Line by line, copy the material that follows without leaving anything out.
= Beginning of Section =
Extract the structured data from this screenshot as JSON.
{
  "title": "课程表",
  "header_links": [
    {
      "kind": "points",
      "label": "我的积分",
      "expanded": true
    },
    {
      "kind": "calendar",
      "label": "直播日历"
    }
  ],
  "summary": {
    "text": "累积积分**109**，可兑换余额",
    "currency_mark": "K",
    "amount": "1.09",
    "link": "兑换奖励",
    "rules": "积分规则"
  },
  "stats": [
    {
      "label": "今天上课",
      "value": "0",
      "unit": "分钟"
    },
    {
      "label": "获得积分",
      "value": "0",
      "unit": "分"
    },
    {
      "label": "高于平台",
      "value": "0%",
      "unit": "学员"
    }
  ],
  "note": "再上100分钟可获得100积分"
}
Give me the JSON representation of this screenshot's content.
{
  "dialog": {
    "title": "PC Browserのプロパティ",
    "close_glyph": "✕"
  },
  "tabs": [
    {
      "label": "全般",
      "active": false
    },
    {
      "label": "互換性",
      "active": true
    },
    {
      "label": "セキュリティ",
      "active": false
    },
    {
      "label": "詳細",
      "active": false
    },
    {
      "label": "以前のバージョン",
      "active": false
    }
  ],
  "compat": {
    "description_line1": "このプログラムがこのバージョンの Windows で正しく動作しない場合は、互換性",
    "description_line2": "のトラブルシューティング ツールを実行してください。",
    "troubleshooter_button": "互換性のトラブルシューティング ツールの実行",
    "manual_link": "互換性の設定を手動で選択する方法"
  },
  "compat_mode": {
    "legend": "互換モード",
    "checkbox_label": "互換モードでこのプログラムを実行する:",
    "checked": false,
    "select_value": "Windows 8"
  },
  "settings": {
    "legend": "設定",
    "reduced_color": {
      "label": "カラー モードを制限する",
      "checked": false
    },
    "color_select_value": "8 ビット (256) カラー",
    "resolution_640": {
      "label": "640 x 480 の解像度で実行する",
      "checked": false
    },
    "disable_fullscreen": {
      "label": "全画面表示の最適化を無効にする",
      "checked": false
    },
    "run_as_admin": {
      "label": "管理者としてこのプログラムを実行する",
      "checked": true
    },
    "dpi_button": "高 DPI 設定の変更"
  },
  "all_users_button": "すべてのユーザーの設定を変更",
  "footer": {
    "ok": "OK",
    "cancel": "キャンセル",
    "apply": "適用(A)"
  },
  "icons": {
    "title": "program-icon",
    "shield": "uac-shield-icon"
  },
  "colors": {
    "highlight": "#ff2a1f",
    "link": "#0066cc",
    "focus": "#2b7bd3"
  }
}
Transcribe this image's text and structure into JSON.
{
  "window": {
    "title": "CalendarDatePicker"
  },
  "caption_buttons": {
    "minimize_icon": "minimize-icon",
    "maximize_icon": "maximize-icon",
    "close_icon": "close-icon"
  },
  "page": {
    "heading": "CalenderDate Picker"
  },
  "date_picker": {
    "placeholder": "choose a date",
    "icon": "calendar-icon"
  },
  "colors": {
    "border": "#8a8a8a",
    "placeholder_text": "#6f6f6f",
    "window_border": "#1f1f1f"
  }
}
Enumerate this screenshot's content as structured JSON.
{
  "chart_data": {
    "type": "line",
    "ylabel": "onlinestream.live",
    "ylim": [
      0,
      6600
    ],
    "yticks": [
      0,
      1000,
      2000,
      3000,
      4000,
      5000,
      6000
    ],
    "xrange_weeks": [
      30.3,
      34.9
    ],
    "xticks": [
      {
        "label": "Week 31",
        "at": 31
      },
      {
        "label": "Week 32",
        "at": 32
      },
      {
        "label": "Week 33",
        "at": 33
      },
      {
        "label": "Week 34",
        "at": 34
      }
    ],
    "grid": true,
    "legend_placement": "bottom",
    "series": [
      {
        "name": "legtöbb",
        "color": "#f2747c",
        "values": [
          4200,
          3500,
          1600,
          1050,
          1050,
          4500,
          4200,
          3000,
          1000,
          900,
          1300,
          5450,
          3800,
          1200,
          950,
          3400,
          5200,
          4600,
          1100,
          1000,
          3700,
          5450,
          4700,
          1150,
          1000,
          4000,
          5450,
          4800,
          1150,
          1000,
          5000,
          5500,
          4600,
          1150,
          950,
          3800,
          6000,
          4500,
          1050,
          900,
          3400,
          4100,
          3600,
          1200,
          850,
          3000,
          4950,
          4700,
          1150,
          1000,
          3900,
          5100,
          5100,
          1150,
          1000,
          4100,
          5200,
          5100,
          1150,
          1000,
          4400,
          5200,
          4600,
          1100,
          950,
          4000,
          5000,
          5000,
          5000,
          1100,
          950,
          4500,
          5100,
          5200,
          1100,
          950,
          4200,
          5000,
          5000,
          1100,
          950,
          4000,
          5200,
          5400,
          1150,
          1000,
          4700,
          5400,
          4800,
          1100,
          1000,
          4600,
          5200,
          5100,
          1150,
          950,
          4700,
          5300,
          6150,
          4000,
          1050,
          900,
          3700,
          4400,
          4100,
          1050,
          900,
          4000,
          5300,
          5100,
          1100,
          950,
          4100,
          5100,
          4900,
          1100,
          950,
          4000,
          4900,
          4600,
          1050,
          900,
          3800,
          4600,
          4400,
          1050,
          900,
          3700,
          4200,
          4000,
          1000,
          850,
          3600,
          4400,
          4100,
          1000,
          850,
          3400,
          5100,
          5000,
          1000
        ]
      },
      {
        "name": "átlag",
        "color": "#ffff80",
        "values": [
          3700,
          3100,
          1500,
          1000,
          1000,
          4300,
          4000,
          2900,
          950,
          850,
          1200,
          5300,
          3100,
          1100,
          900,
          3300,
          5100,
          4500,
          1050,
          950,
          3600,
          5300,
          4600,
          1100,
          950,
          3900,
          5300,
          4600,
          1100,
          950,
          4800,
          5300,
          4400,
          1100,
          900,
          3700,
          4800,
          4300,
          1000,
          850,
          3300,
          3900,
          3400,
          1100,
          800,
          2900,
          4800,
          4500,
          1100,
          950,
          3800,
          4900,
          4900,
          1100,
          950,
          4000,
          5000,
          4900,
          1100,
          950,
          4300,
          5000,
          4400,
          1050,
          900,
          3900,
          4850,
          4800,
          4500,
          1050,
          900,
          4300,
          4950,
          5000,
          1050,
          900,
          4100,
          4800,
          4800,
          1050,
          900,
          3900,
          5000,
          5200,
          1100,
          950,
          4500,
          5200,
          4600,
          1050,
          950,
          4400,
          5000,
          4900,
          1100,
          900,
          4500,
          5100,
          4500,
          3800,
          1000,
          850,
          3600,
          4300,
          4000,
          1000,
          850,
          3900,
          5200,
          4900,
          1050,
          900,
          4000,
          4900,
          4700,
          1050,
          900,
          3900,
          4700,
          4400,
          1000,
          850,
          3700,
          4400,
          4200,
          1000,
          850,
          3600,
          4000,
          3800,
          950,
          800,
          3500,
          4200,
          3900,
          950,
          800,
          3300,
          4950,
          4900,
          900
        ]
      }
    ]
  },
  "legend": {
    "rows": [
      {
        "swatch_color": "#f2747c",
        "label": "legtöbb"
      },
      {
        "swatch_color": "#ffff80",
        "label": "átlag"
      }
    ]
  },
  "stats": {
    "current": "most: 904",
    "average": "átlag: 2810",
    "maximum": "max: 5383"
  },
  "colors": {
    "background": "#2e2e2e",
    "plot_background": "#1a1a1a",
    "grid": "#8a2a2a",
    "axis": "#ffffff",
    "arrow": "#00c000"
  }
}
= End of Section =
• TASK RESPONSE
Extract the structured data from this screenshot as JSON.
{
  "title": "课程表",
  "header_links": [
    {
      "kind": "points",
      "label": "我的积分",
      "expanded": true
    },
    {
      "kind": "calendar",
      "label": "直播日历"
    }
  ],
  "summary": {
    "text": "累积积分**109**，可兑换余额",
    "currency_mark": "K",
    "amount": "1.09",
    "link": "兑换奖励",
    "rules": "积分规则"
  },
  "stats": [
    {
      "label": "今天上课",
      "value": "0",
      "unit": "分钟"
    },
    {
      "label": "获得积分",
      "value": "0",
      "unit": "分"
    },
    {
      "label": "高于平台",
      "value": "0%",
      "unit": "学员"
    }
  ],
  "note": "再上100分钟可获得100积分"
}
Give me the JSON representation of this screenshot's content.
{
  "dialog": {
    "title": "PC Browserのプロパティ",
    "close_glyph": "✕"
  },
  "tabs": [
    {
      "label": "全般",
      "active": false
    },
    {
      "label": "互換性",
      "active": true
    },
    {
      "label": "セキュリティ",
      "active": false
    },
    {
      "label": "詳細",
      "active": false
    },
    {
      "label": "以前のバージョン",
      "active": false
    }
  ],
  "compat": {
    "description_line1": "このプログラムがこのバージョンの Windows で正しく動作しない場合は、互換性",
    "description_line2": "のトラブルシューティング ツールを実行してください。",
    "troubleshooter_button": "互換性のトラブルシューティング ツールの実行",
    "manual_link": "互換性の設定を手動で選択する方法"
  },
  "compat_mode": {
    "legend": "互換モード",
    "checkbox_label": "互換モードでこのプログラムを実行する:",
    "checked": false,
    "select_value": "Windows 8"
  },
  "settings": {
    "legend": "設定",
    "reduced_color": {
      "label": "カラー モードを制限する",
      "checked": false
    },
    "color_select_value": "8 ビット (256) カラー",
    "resolution_640": {
      "label": "640 x 480 の解像度で実行する",
      "checked": false
    },
    "disable_fullscreen": {
      "label": "全画面表示の最適化を無効にする",
      "checked": false
    },
    "run_as_admin": {
      "label": "管理者としてこのプログラムを実行する",
      "checked": true
    },
    "dpi_button": "高 DPI 設定の変更"
  },
  "all_users_button": "すべてのユーザーの設定を変更",
  "footer": {
    "ok": "OK",
    "cancel": "キャンセル",
    "apply": "適用(A)"
  },
  "icons": {
    "title": "program-icon",
    "shield": "uac-shield-icon"
  },
  "colors": {
    "highlight": "#ff2a1f",
    "link": "#0066cc",
    "focus": "#2b7bd3"
  }
}
Transcribe this image's text and structure into JSON.
{
  "window": {
    "title": "CalendarDatePicker"
  },
  "caption_buttons": {
    "minimize_icon": "minimize-icon",
    "maximize_icon": "maximize-icon",
    "close_icon": "close-icon"
  },
  "page": {
    "heading": "CalenderDate Picker"
  },
  "date_picker": {
    "placeholder": "choose a date",
    "icon": "calendar-icon"
  },
  "colors": {
    "border": "#8a8a8a",
    "placeholder_text": "#6f6f6f",
    "window_border": "#1f1f1f"
  }
}
Enumerate this screenshot's content as structured JSON.
{
  "chart_data": {
    "type": "line",
    "ylabel": "onlinestream.live",
    "ylim": [
      0,
      6600
    ],
    "yticks": [
      0,
      1000,
      2000,
      3000,
      4000,
      5000,
      6000
    ],
    "xrange_weeks": [
      30.3,
      34.9
    ],
    "xticks": [
      {
        "label": "Week 31",
        "at": 31
      },
      {
        "label": "Week 32",
        "at": 32
      },
      {
        "label": "Week 33",
        "at": 33
      },
      {
        "label": "Week 34",
        "at": 34
      }
    ],
    "grid": true,
    "legend_placement": "bottom",
    "series": [
      {
        "name": "legtöbb",
        "color": "#f2747c",
        "values": [
          4200,
          3500,
          1600,
          1050,
          1050,
          4500,
          4200,
          3000,
          1000,
          900,
          1300,
          5450,
          3800,
          1200,
          950,
          3400,
          5200,
          4600,
          1100,
          1000,
          3700,
          5450,
          4700,
          1150,
          1000,
          4000,
          5450,
          4800,
          1150,
          1000,
          5000,
          5500,
          4600,
          1150,
          950,
          3800,
          6000,
          4500,
          1050,
          900,
          3400,
          4100,
          3600,
          1200,
          850,
          3000,
          4950,
          4700,
          1150,
          1000,
          3900,
          5100,
          5100,
          1150,
          1000,
          4100,
          5200,
          5100,
          1150,
          1000,
          4400,
          5200,
          4600,
          1100,
          950,
          4000,
          5000,
          5000,
          5000,
          1100,
          950,
          4500,
          5100,
          5200,
          1100,
          950,
          4200,
          5000,
          5000,
          1100,
          950,
          4000,
          5200,
          5400,
          1150,
          1000,
          4700,
          5400,
          4800,
          1100,
          1000,
          4600,
          5200,
          5100,
          1150,
          950,
          4700,
          5300,
          6150,
          4000,
          1050,
          900,
          3700,
          4400,
          4100,
          1050,
          900,
          4000,
          5300,
          5100,
          1100,
          950,
          4100,
          5100,
          4900,
          1100,
          950,
          4000,
          4900,
          4600,
          1050,
          900,
          3800,
          4600,
          4400,
          1050,
          900,
          3700,
          4200,
          4000,
          1000,
          850,
          3600,
          4400,
          4100,
          1000,
          850,
          3400,
          5100,
          5000,
          1000
        ]
      },
      {
        "name": "átlag",
        "color": "#ffff80",
        "values": [
          3700,
          3100,
          1500,
          1000,
          1000,
          4300,
          4000,
          2900,
          950,
          850,
          1200,
          5300,
          3100,
          1100,
          900,
          3300,
          5100,
          4500,
          1050,
          950,
          3600,
          5300,
          4600,
          1100,
          950,
          3900,
          5300,
          4600,
          1100,
          950,
          4800,
          5300,
          4400,
          1100,
          900,
          3700,
          4800,
          4300,
          1000,
          850,
          3300,
          3900,
          3400,
          1100,
          800,
          2900,
          4800,
          4500,
          1100,
          950,
          3800,
          4900,
          4900,
          1100,
          950,
          4000,
          5000,
          4900,
          1100,
          950,
          4300,
          5000,
          4400,
          1050,
          900,
          3900,
          4850,
          4800,
          4500,
          1050,
          900,
          4300,
          4950,
          5000,
          1050,
          900,
          4100,
          4800,
          4800,
          1050,
          900,
          3900,
          5000,
          5200,
          1100,
          950,
          4500,
          5200,
          4600,
          1050,
          950,
          4400,
          5000,
          4900,
          1100,
          900,
          4500,
          5100,
          4500,
          3800,
          1000,
          850,
          3600,
          4300,
          4000,
          1000,
          850,
          3900,
          5200,
          4900,
          1050,
          900,
          4000,
          4900,
          4700,
          1050,
          900,
          3900,
          4700,
          4400,
          1000,
          850,
          3700,
          4400,
          4200,
          1000,
          850,
          3600,
          4000,
          3800,
          950,
          800,
          3500,
          4200,
          3900,
          950,
          800,
          3300,
          4950,
          4900,
          900
        ]
      }
    ]
  },
  "legend": {
    "rows": [
      {
        "swatch_color": "#f2747c",
        "label": "legtöbb"
      },
      {
        "swatch_color": "#ffff80",
        "label": "átlag"
      }
    ]
  },
  "stats": {
    "current": "most: 904",
    "average": "átlag: 2810",
    "maximum": "max: 5383"
  },
  "colors": {
    "background": "#2e2e2e",
    "plot_background": "#1a1a1a",
    "grid": "#8a2a2a",
    "axis": "#ffffff",
    "arrow": "#00c000"
  }
}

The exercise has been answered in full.